Over the past five years, Texas has been a magnet for corporate relocations, venture capital dollars and jobs. That has meant more demand for housing and the opportunity for apartment operators in the five major Texas metros to push rents to all-time highs. In fact, those metros, on average, have seen rents increase faster than the U.S. overall over the past five years. In turn, the average rent per square foot across the five metros increased 25.4% over the past five years, 240 basis points higher than the national increase. Despite impressive growth, rents across the state have remained relatively affordable.
The five major Texas apartment markets offered more square footage for the money, with $1,000 stretching significantly further in the Lone Star State metros than the nation as a whole. San Antonio was the state’s most affordable metro in 1st quarter 2017, with operators charging roughly $1.098 per square foot, whereas Austin was the most expensive metro, averaging roughly $1.465 per square foot. While Austin has been the most expensive Texas metro for several years, San Antonio only recently fell behind Fort Worth as the most affordable metro in the state.
Over the past five years, the average effective rent per square foot in Texas increased roughly 25.4% while the average effective rent rose 26.7%. Fort Worth has seen the most appreciation in the amount that operators can charge per square foot. Over the past five years, the average rent charged per square foot has increased 31.5% in the metro.

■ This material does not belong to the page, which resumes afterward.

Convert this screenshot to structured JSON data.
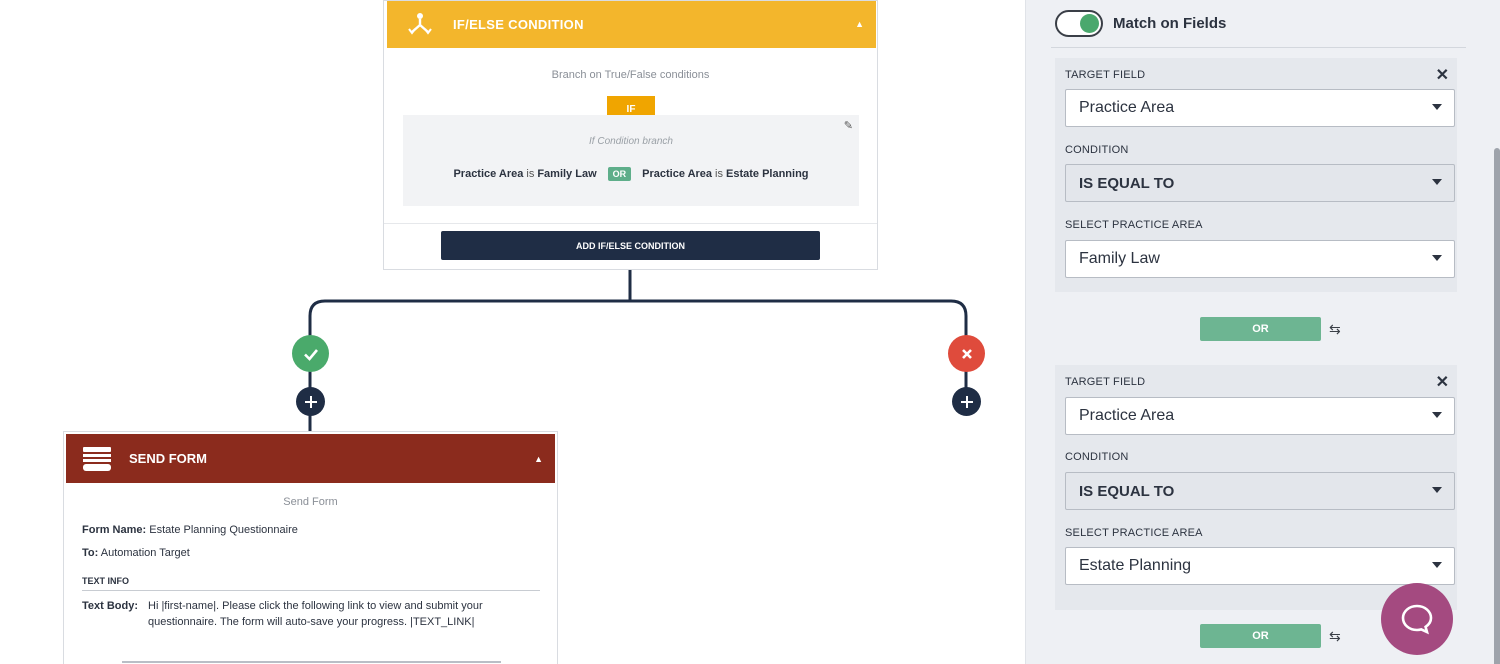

Whereas a $1,000 lease would accommodate, on average, a 1,144-square-foot apartment five years ago, the average square footage of a $1,000 lease in 1st quarter 2017 was 888. Fort Worth’s performance continued to lead other Texas metros across product classes.
While, on a market level, the average effective rent per square foot increased at a lower rate than total rent, the trend varied by product class. In Class A product, Austin and Dallas saw rent per square foot increase more than overall rents over the past five years. This spread is largely attributable to the large amounts of new, high-priced product delivered to both metros. Conversely, the increase in price per square foot in Fort Worth over the past five years lagged overall rent growth. That phenomenon is attributable to the lack of development over the past five years. That trend was a common theme across lower-tier units in Texas, where aging product has been less impacted by supply.

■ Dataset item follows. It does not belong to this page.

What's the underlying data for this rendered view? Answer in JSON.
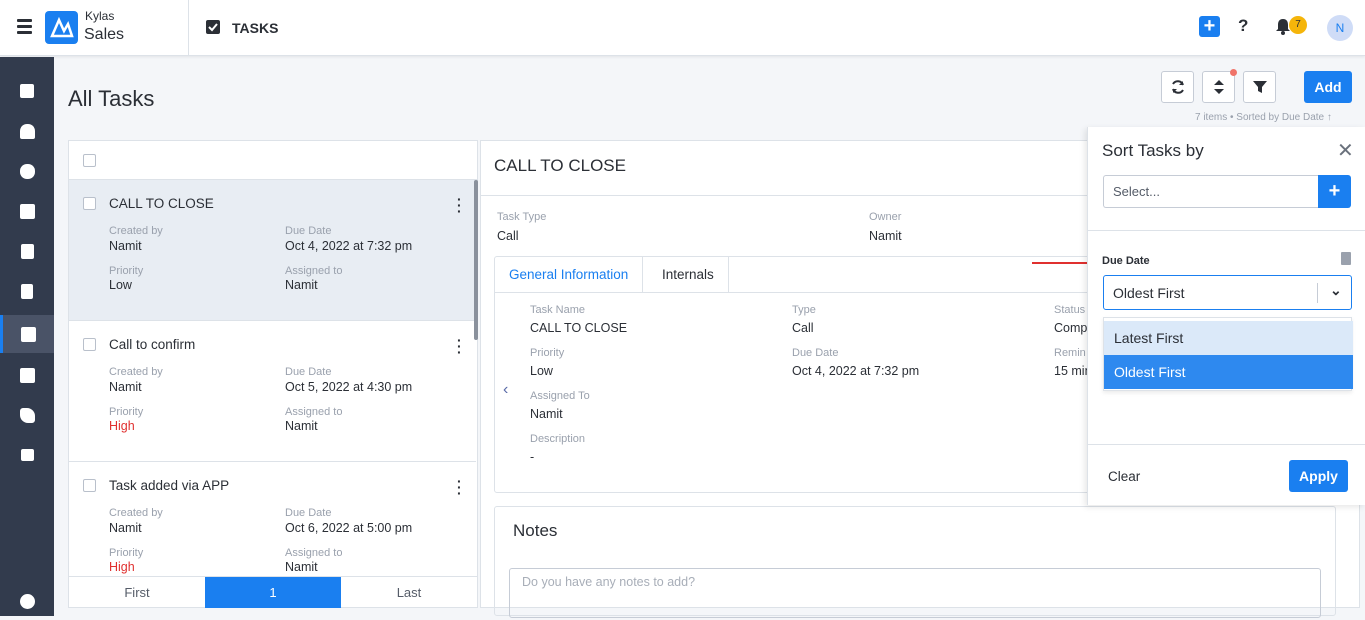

Despite solid rent growth over the past five years, Texas metros remain affordable relative to the nation. However, such impressive growth is likely unsustainable. While there is still a positive outlook for the five markets, the Texas economy has evolved substantially over the past five years, and will likely have difficulty continuing to expand at the same pace. A boom in development will likely continue to push the average effective rent per square foot up in Class A product, as smaller units are a popular option among developers. Although Fort Worth’s rents increased the most over the past five years, the metro is no longer excluded from the wave of supply coming across the state.